══ Dataset records ══

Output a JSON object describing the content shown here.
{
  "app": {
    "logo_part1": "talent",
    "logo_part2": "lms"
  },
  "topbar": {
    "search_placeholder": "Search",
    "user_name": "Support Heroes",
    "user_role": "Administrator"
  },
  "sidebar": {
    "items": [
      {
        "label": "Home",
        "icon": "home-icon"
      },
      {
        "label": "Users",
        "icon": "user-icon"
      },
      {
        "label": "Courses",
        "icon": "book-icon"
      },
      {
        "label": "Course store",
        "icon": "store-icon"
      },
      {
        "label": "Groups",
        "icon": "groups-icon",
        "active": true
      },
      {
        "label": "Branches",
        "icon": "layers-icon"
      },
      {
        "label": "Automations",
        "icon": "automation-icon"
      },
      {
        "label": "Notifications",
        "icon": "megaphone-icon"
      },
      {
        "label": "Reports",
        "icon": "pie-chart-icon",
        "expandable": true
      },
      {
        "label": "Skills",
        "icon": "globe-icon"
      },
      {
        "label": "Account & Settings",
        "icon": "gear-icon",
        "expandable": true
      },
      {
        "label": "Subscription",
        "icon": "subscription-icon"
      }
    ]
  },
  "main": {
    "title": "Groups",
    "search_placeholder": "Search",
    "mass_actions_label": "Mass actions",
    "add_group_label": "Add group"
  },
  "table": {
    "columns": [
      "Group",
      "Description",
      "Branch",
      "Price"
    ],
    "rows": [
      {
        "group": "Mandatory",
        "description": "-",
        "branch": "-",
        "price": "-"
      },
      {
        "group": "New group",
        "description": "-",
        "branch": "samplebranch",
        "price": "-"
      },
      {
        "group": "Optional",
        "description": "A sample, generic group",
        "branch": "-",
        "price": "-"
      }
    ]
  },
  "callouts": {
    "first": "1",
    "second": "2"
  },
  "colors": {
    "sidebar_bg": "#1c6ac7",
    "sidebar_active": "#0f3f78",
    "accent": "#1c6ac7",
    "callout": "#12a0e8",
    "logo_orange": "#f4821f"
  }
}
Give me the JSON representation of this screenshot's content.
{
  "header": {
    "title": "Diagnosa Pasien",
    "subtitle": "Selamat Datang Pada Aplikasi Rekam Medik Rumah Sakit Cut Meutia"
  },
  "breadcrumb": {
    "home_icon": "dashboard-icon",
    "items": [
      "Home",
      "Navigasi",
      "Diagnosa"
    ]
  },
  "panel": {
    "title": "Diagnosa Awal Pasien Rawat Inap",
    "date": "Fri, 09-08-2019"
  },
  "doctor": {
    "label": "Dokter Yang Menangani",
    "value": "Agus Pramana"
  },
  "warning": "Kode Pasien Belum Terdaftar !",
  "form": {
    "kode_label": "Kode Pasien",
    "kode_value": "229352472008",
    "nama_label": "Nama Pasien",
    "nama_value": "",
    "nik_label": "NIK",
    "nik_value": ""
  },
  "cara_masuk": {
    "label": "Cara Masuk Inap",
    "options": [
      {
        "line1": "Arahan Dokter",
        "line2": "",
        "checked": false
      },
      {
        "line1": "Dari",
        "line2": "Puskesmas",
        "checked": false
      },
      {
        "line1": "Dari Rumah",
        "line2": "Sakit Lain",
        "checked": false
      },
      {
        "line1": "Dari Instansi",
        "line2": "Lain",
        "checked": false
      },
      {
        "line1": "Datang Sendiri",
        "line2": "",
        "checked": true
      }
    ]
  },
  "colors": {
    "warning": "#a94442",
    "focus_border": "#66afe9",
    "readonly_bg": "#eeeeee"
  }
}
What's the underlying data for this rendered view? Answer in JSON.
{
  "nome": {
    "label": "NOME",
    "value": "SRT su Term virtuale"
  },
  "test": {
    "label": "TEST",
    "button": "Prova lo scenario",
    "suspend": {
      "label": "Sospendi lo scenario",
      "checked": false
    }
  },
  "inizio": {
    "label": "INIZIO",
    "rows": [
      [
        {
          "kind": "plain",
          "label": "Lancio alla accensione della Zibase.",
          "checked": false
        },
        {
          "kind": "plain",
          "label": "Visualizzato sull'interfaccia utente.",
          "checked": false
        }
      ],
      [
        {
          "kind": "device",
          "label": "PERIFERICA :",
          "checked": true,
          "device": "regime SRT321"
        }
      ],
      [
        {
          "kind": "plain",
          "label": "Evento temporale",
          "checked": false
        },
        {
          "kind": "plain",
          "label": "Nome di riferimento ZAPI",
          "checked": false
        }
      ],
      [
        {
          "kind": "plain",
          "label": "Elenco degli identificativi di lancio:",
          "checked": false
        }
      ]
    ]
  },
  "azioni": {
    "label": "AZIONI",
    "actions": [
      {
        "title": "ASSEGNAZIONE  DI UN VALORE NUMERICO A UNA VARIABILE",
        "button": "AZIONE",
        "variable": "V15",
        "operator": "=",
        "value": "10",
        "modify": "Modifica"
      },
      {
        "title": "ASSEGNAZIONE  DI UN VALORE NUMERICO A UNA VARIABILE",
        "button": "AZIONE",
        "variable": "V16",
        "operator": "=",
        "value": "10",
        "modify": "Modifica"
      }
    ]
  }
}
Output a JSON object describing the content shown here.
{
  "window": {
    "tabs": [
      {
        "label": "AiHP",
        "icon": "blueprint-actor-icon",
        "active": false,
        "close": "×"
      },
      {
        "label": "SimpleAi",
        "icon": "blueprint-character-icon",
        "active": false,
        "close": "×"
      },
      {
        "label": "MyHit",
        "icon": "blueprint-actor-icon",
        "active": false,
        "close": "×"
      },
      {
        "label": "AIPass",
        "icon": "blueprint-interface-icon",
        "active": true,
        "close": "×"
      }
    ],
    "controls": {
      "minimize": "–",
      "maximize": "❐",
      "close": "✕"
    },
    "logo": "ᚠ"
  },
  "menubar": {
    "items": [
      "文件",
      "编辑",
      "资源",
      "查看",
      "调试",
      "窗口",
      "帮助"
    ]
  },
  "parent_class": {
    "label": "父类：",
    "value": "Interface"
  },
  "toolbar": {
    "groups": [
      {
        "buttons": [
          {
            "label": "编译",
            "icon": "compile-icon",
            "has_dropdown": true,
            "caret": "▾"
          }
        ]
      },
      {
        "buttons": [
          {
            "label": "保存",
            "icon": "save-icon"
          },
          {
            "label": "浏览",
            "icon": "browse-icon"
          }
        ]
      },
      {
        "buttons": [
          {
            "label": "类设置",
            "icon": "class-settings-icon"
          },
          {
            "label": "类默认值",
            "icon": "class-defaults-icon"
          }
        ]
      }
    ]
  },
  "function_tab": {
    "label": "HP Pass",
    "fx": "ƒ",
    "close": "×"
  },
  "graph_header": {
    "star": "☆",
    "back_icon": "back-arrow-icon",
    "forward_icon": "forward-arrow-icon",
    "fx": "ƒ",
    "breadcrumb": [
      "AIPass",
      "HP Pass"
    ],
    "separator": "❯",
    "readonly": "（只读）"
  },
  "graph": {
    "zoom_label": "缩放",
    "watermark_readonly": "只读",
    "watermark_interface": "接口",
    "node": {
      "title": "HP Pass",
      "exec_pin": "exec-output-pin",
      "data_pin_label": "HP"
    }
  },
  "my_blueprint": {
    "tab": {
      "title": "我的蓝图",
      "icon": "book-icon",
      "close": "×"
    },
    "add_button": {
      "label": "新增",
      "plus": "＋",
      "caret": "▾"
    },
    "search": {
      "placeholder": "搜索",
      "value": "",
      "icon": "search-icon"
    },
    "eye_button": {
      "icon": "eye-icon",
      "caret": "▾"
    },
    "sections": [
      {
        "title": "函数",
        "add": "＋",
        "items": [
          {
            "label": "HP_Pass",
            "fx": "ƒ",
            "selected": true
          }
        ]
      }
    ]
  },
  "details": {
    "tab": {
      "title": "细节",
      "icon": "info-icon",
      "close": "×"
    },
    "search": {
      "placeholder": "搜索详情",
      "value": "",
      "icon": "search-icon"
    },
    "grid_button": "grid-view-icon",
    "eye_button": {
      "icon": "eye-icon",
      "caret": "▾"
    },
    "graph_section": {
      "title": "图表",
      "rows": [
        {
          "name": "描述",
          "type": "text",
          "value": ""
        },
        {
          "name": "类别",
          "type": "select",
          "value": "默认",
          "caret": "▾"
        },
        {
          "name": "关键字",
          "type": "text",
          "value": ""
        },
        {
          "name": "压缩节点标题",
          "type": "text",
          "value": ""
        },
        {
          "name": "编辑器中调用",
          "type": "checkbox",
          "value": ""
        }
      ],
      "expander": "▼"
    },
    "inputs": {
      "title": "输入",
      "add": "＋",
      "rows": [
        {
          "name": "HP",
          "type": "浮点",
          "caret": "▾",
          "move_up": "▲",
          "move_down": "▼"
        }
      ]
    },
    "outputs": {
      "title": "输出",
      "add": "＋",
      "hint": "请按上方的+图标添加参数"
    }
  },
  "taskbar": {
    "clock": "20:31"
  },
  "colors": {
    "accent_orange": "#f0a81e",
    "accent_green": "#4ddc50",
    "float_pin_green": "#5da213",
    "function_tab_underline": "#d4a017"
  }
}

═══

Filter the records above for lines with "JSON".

Task response
Output a JSON object describing the content shown here.
Give me the JSON representation of this screenshot's content.
What's the underlying data for this rendered view? Answer in JSON.
Output a JSON object describing the content shown here.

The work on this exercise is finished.